by Susan Starr and Kevin Kocur
“Matrix Reloaded” is the sequel to the hit 1999 move “The Matrix.” Most sequels try to improve upon the original by giving you more. And boy does “Matrix Reloaded” give you more. More action, more ideas, more plot, more special effects. Unfortunately, in this case, more turns out to be less. As a science-fiction fan, I loved the first movie’s idea-heavy plot. But here, there are so many plot points that I lost track of what was going on or what our heroes were trying to accomplish. The special effects, which seemed so exciting in the first movie, seem too familiar and are over used. The only really cool action sequence in the movie was an extended chase scene on the highway. Kevin excitedly told me the make and model of every motorized object on the screen.
Keanu Reeves is back as Neo, along with his love, Trinity (Carrie-Anne Moss) and his mentor Morpheus (Laurence Fishburne). They stop at the underground city of Zion where the humans who have escaped from the artificial reality of the Matrix are making their stand. Everything in Zion looks dilapitated yet arty, as if it were furnished from a post-apocalyptic Pottery Barn catalog.
Neo has a battle with the wonderfully evil Agent Smith (Hugo Weaving). Smith shows up and sneers at Neo, delivers some incomprehensible dialogue and then they start fighting. It turns out Smith has developed the capability to endlessly copy himself in the Matrix so Neo ends up fighting dozens of Smiths at the same time. They fight, we get slow motion of shots of particularly impressive moves, one of them gets thrown through the air, then they fight some more; more slo-mo shots and more flying through the air and on and on for way too long. Until Neo flies away. I suppose we aren’t supposed to wonder why Neo didn’t just fly away in the first place. Maybe he needed the workout the 30 minute fight with Smith provided him.

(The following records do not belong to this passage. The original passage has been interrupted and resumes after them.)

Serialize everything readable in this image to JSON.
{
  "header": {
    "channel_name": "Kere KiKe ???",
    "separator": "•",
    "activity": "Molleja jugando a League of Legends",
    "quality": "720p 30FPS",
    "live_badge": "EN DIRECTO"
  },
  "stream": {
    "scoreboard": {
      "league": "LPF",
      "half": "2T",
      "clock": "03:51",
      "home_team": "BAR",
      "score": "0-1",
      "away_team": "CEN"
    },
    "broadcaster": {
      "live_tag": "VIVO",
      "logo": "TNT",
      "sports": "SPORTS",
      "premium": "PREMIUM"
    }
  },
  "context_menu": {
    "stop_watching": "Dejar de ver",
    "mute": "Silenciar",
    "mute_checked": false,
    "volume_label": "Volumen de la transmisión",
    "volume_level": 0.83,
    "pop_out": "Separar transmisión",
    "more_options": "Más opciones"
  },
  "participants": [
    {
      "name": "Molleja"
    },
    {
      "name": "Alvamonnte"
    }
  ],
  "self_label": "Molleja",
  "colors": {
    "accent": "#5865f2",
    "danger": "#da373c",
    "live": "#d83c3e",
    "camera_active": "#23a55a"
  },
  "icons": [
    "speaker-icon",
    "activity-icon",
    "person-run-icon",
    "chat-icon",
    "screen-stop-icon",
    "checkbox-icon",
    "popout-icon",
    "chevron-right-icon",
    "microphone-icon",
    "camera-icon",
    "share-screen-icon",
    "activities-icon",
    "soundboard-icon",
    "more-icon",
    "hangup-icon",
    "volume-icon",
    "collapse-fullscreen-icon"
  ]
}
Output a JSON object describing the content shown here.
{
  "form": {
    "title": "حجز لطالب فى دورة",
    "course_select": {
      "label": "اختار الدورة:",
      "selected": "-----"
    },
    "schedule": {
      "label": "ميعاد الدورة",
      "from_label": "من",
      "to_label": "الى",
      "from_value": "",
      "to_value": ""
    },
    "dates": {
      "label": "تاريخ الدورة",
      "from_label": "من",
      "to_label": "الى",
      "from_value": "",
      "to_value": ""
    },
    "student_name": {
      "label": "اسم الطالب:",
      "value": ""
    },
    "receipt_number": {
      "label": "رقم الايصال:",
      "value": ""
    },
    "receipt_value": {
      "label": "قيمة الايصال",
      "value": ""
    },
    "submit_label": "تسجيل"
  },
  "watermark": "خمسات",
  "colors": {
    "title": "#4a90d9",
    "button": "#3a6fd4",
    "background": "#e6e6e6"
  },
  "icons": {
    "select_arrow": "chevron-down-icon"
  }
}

Morpheus is given some background in this movie. His ex-girlfriend, Niobe (Jada Pinkett-Smith), is now with the leader of Zion’s forces. He and Morpheus are at odds over whether the best course of action is to follow the prophecy about The One (Neo) or just get ready for battle. There is a council meeting in Zion which seemes as exciting as a Minneapolis city council meeting. All of Morpheus’ dialogue is given as solemn pronouncements. It should sound ridiculous, but I love Laurence Fishburne’s delivery of these lines. Neo has to decide between the end of all mankind or saving Trinity’s life. They all spend the whole movie rushing around trying to achieve one objective or another but I don’t know what they were trying to accomplish. The whole movie is full of references to history and literature such as characters named Merovingian and Locke. Unfortunately, I got my degree in Engineering and have no idea what the signifigance of the allusions were.
It’s really hard to not like a movie in which, during an opening scene, a motorcyle crashes down through a glass rooftop of a building. Forget about your straight piped Boss Hoss, that’s the way to make an entrance! None the less, I found “Matrix Reloaded” to be a merely average sci-fi flick.
I’m gonna just cut to the chase-the Freeway Chase scene, that is. Absolutely the best part of the movie is the chase! Here’s the scenario: Neo, Morpheus, and Trinity have nabbed an important figure named the Keymaker. Of course the bad guys want him, so a chase ensues. Both the good and bad guys use Cadillacs and the parking garage they leave from contains a few vintage Caddies. The chase ends up on a freeway and that’s where the fun really starts. More cars crashing and flipping over than you average episode of CHiPs! Somehow Trinity and the Keymaker end up hoofing it after their ride meets its demise. She spies a semi loaded down with Ducatis (why they’re on a car carrier and not crated up beats me) so she grabs him and they jump onto the carrier. As luck would have it the Keymaker has a Ducati 998 key on his mega-sized key chain, and they launch the bike off of the carrier onto the freeway. Some great shots of the bike weaving in and out of traffic along with some spectacular special effects make for a very enjoyable scene.
What really makes the Freeway scene fun is that on the second disc of the DVD set is an extra that explains how the whole scene was made. Carrie-Anne Moss (Trinity) really did learn how to ride a bike for the movie and went to a Hollywood high performance driving school so she could put the Caddy through its moves. They show you how they launched the bike off of the car carrier as well as showing her stunt double really working the Ducati. All of the special effects involved actual vehicles (very little CGI stuff, just a few extra cars whizzing by) and you get to see how they did it all. You get to see all of the camera vehicles, which include a Honda Superhawk camera bike and another camera rig made from a sidehack.
But the best part of all was the freeway itself. After searching and searching for a proper piece of pavement, and being denied the use of, they went ahead and just built their own. Yup, over a mile and a half of urban asphalt was built on a piece of desert property. Brilliant.